Task: Whenever a line in the data contains "July", show that line.

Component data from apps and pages
┌──

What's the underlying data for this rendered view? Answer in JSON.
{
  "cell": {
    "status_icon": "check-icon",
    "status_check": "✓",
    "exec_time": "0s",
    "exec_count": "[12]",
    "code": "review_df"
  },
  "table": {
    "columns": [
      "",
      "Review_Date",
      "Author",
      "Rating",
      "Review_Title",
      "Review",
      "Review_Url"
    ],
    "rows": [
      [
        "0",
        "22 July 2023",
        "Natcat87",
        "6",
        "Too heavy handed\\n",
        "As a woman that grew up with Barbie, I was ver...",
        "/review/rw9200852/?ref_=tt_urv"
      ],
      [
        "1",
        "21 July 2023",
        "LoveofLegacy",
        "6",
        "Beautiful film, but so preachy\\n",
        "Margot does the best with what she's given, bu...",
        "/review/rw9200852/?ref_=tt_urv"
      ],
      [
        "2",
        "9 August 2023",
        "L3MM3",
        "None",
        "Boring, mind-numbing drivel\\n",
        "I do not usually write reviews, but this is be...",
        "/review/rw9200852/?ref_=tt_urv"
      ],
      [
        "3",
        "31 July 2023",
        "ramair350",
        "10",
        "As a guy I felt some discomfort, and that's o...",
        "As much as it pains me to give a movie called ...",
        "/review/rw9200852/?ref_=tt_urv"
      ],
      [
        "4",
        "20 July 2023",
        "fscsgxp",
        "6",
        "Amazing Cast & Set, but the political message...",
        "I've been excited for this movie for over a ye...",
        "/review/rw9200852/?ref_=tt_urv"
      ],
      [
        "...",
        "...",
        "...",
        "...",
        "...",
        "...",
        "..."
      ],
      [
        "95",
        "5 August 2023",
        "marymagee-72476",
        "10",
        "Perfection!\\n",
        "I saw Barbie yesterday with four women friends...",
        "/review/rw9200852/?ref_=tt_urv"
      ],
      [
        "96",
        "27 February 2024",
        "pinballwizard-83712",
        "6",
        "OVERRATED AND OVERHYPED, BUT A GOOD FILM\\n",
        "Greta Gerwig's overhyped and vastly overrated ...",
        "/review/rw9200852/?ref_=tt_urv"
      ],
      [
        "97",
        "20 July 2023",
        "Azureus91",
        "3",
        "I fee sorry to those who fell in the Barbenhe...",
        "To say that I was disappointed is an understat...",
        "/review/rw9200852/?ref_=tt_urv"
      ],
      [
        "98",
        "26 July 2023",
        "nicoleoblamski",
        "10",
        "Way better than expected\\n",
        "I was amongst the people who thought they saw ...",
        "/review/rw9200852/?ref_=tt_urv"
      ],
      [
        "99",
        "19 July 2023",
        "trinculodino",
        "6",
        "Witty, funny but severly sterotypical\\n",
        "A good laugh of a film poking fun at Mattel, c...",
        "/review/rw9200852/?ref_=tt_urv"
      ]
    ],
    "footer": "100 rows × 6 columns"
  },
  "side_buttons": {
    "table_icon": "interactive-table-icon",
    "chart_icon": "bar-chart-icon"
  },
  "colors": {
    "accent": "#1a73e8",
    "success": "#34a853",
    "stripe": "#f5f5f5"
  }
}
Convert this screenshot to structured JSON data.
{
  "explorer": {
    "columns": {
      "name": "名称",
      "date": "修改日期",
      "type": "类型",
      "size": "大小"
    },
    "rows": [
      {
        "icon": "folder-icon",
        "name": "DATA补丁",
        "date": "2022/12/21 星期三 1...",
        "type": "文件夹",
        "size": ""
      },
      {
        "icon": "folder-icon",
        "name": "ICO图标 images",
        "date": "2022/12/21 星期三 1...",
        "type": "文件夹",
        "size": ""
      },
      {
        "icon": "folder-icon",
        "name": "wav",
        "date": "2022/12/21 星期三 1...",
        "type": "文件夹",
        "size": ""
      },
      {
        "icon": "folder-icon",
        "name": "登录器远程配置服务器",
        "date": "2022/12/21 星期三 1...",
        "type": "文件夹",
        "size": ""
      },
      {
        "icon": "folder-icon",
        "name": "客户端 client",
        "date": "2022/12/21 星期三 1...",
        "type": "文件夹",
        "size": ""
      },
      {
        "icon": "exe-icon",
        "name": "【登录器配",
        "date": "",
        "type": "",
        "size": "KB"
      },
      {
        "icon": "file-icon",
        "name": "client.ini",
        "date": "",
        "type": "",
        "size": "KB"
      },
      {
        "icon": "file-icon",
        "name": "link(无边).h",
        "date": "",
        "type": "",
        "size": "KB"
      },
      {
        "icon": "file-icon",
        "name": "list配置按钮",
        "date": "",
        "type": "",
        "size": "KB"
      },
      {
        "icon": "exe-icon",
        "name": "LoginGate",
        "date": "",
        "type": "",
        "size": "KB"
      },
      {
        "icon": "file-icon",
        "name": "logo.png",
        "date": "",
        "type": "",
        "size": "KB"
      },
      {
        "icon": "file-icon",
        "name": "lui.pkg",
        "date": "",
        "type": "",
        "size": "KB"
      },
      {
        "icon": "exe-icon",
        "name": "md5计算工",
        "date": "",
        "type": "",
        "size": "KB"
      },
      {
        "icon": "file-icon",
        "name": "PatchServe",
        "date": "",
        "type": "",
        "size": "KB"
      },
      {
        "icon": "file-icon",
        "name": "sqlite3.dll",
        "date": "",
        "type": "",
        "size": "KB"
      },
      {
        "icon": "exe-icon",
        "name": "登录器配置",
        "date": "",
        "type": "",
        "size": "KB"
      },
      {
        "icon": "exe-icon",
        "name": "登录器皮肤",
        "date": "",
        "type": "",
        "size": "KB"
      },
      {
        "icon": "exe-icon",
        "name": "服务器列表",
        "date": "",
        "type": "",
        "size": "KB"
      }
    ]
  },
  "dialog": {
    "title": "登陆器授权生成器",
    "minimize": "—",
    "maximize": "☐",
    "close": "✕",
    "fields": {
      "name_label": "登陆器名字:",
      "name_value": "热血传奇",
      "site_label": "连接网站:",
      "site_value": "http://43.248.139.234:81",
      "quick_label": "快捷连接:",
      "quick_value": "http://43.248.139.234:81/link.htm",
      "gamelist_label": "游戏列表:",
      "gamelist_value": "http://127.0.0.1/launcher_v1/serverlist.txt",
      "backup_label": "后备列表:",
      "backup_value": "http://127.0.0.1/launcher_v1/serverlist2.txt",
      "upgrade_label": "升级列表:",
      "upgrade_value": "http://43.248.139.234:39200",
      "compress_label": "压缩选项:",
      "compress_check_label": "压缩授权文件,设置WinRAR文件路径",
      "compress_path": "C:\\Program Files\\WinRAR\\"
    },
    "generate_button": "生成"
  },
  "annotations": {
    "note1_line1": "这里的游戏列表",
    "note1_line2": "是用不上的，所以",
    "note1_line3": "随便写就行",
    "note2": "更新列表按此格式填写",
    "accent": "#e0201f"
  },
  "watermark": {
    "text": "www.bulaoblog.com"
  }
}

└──

Exercise output:
        "22 July 2023",
        "21 July 2023",
        "31 July 2023",
        "20 July 2023",
        "20 July 2023",
        "26 July 2023",
        "19 July 2023",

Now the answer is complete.